_Provided data_
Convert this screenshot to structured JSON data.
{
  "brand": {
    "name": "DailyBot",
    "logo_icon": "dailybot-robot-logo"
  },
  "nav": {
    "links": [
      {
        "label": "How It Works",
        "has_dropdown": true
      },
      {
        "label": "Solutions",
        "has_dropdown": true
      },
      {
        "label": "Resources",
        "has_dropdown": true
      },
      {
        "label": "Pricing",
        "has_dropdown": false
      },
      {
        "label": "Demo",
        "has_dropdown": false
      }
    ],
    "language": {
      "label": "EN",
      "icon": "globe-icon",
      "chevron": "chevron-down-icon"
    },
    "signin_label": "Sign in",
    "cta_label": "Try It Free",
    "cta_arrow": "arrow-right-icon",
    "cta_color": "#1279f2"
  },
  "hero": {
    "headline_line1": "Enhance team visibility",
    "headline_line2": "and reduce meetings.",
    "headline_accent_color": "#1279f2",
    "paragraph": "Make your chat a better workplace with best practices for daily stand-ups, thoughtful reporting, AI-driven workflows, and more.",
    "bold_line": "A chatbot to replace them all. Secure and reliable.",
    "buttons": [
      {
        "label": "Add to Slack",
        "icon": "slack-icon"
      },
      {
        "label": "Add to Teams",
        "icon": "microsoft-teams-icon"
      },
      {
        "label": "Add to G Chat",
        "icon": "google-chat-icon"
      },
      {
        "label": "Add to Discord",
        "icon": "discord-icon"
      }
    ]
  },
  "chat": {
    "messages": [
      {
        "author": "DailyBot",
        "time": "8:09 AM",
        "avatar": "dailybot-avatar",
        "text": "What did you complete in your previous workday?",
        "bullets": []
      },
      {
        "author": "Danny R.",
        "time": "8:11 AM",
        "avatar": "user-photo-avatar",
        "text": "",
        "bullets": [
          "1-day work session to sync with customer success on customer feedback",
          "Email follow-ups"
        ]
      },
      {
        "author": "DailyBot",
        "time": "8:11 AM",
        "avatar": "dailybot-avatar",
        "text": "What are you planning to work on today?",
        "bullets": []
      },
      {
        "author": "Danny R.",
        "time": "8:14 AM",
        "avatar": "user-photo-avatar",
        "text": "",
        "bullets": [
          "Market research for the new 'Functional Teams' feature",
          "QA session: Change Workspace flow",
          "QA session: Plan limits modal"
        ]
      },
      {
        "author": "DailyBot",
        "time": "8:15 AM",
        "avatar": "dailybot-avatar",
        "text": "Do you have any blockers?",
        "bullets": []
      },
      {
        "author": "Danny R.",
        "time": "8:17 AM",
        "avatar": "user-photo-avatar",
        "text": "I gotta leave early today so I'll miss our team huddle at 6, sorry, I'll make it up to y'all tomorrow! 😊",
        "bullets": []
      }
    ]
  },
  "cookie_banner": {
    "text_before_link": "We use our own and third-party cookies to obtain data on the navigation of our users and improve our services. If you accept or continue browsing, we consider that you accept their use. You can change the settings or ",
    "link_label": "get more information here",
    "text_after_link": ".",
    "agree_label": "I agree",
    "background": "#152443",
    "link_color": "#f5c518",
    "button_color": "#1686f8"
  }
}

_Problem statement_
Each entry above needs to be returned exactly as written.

_Response_
Convert this screenshot to structured JSON data.
{
  "brand": {
    "name": "DailyBot",
    "logo_icon": "dailybot-robot-logo"
  },
  "nav": {
    "links": [
      {
        "label": "How It Works",
        "has_dropdown": true
      },
      {
        "label": "Solutions",
        "has_dropdown": true
      },
      {
        "label": "Resources",
        "has_dropdown": true
      },
      {
        "label": "Pricing",
        "has_dropdown": false
      },
      {
        "label": "Demo",
        "has_dropdown": false
      }
    ],
    "language": {
      "label": "EN",
      "icon": "globe-icon",
      "chevron": "chevron-down-icon"
    },
    "signin_label": "Sign in",
    "cta_label": "Try It Free",
    "cta_arrow": "arrow-right-icon",
    "cta_color": "#1279f2"
  },
  "hero": {
    "headline_line1": "Enhance team visibility",
    "headline_line2": "and reduce meetings.",
    "headline_accent_color": "#1279f2",
    "paragraph": "Make your chat a better workplace with best practices for daily stand-ups, thoughtful reporting, AI-driven workflows, and more.",
    "bold_line": "A chatbot to replace them all. Secure and reliable.",
    "buttons": [
      {
        "label": "Add to Slack",
        "icon": "slack-icon"
      },
      {
        "label": "Add to Teams",
        "icon": "microsoft-teams-icon"
      },
      {
        "label": "Add to G Chat",
        "icon": "google-chat-icon"
      },
      {
        "label": "Add to Discord",
        "icon": "discord-icon"
      }
    ]
  },
  "chat": {
    "messages": [
      {
        "author": "DailyBot",
        "time": "8:09 AM",
        "avatar": "dailybot-avatar",
        "text": "What did you complete in your previous workday?",
        "bullets": []
      },
      {
        "author": "Danny R.",
        "time": "8:11 AM",
        "avatar": "user-photo-avatar",
        "text": "",
        "bullets": [
          "1-day work session to sync with customer success on customer feedback",
          "Email follow-ups"
        ]
      },
      {
        "author": "DailyBot",
        "time": "8:11 AM",
        "avatar": "dailybot-avatar",
        "text": "What are you planning to work on today?",
        "bullets": []
      },
      {
        "author": "Danny R.",
        "time": "8:14 AM",
        "avatar": "user-photo-avatar",
        "text": "",
        "bullets": [
          "Market research for the new 'Functional Teams' feature",
          "QA session: Change Workspace flow",
          "QA session: Plan limits modal"
        ]
      },
      {
        "author": "DailyBot",
        "time": "8:15 AM",
        "avatar": "dailybot-avatar",
        "text": "Do you have any blockers?",
        "bullets": []
      },
      {
        "author": "Danny R.",
        "time": "8:17 AM",
        "avatar": "user-photo-avatar",
        "text": "I gotta leave early today so I'll miss our team huddle at 6, sorry, I'll make it up to y'all tomorrow! 😊",
        "bullets": []
      }
    ]
  },
  "cookie_banner": {
    "text_before_link": "We use our own and third-party cookies to obtain data on the navigation of our users and improve our services. If you accept or continue browsing, we consider that you accept their use. You can change the settings or ",
    "link_label": "get more information here",
    "text_after_link": ".",
    "agree_label": "I agree",
    "background": "#152443",
    "link_color": "#f5c518",
    "button_color": "#1686f8"
  }
}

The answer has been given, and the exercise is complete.